Your instructions: Should a line in the entries below contain "icon", return that line.

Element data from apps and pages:

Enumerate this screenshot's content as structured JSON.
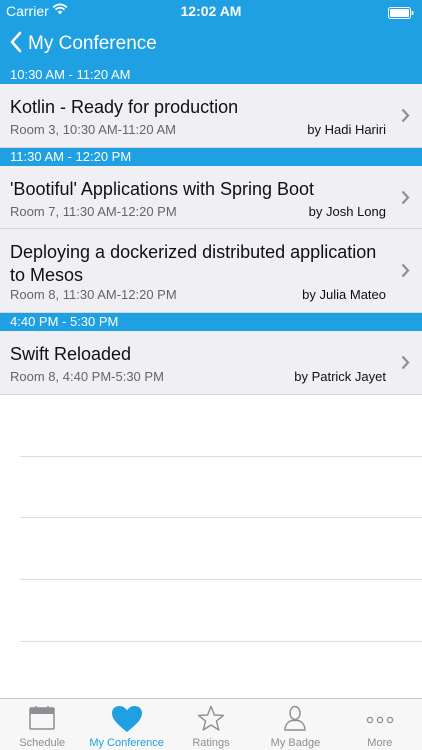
{
  "status": {
    "carrier": "Carrier",
    "time": "12:02 AM"
  },
  "nav": {
    "back_label": "My Conference"
  },
  "sections": [
    {
      "header": "10:30 AM - 11:20 AM",
      "items": [
        {
          "title": "Kotlin  - Ready for production",
          "meta": "Room 3, 10:30 AM-11:20 AM",
          "speaker": "by Hadi Hariri"
        }
      ]
    },
    {
      "header": "11:30 AM - 12:20 PM",
      "items": [
        {
          "title": "'Bootiful' Applications with Spring Boot",
          "meta": "Room 7, 11:30 AM-12:20 PM",
          "speaker": "by Josh Long"
        },
        {
          "title": "Deploying a dockerized distributed application to Mesos",
          "meta": "Room 8, 11:30 AM-12:20 PM",
          "speaker": "by Julia Mateo"
        }
      ]
    },
    {
      "header": "4:40 PM - 5:30 PM",
      "items": [
        {
          "title": "Swift Reloaded",
          "meta": "Room 8, 4:40 PM-5:30 PM",
          "speaker": "by Patrick Jayet"
        }
      ]
    }
  ],
  "tabbar": {
    "tabs": [
      {
        "label": "Schedule",
        "icon": "calendar-icon"
      },
      {
        "label": "My Conference",
        "icon": "heart-icon",
        "active": true
      },
      {
        "label": "Ratings",
        "icon": "star-icon"
      },
      {
        "label": "My Badge",
        "icon": "person-icon"
      },
      {
        "label": "More",
        "icon": "more-icon"
      }
    ]
  },
  "colors": {
    "accent": "#1ea0e2",
    "row_background": "#efeff4",
    "tab_inactive": "#8e8e93"
  }
}
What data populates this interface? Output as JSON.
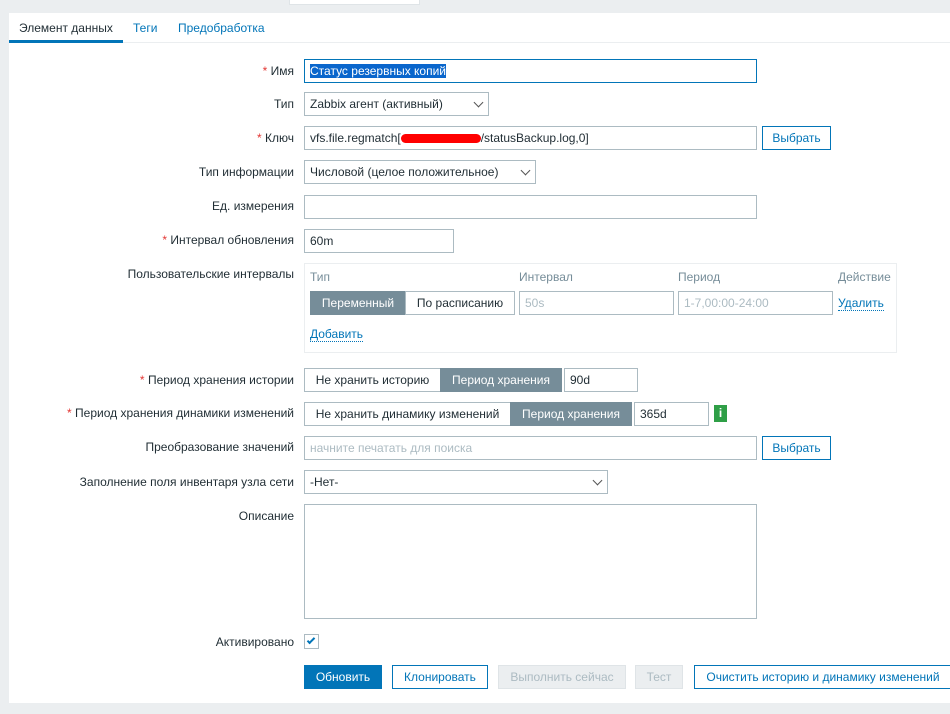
{
  "tabs": [
    "Элемент данных",
    "Теги",
    "Предобработка"
  ],
  "form": {
    "name": {
      "label": "Имя",
      "value": "Статус резервных копий"
    },
    "type": {
      "label": "Тип",
      "value": "Zabbix агент (активный)"
    },
    "key": {
      "label": "Ключ",
      "value_prefix": "vfs.file.regmatch[",
      "value_suffix": "/statusBackup.log,0]",
      "button": "Выбрать"
    },
    "info_type": {
      "label": "Тип информации",
      "value": "Числовой (целое положительное)"
    },
    "units": {
      "label": "Ед. измерения",
      "value": ""
    },
    "interval": {
      "label": "Интервал обновления",
      "value": "60m"
    },
    "custom": {
      "label": "Пользовательские интервалы",
      "headers": [
        "Тип",
        "Интервал",
        "Период",
        "Действие"
      ],
      "seg": [
        "Переменный",
        "По расписанию"
      ],
      "interval_ph": "50s",
      "period_ph": "1-7,00:00-24:00",
      "remove": "Удалить",
      "add": "Добавить"
    },
    "history": {
      "label": "Период хранения истории",
      "seg": [
        "Не хранить историю",
        "Период хранения"
      ],
      "value": "90d"
    },
    "trends": {
      "label": "Период хранения динамики изменений",
      "seg": [
        "Не хранить динамику изменений",
        "Период хранения"
      ],
      "value": "365d",
      "info": "i"
    },
    "valuemap": {
      "label": "Преобразование значений",
      "placeholder": "начните печатать для поиска",
      "button": "Выбрать"
    },
    "inventory": {
      "label": "Заполнение поля инвентаря узла сети",
      "value": "-Нет-"
    },
    "description": {
      "label": "Описание",
      "value": ""
    },
    "enabled": {
      "label": "Активировано",
      "checked": true
    }
  },
  "buttons": [
    "Обновить",
    "Клонировать",
    "Выполнить сейчас",
    "Тест",
    "Очистить историю и динамику изменений"
  ],
  "colors": {
    "accent": "#0275b8",
    "required": "#e33734",
    "info": "#2f9f47"
  }
}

Solution:
        "icon": "calendar-icon"
        "icon": "heart-icon",
        "icon": "star-icon"
        "icon": "person-icon"
        "icon": "more-icon"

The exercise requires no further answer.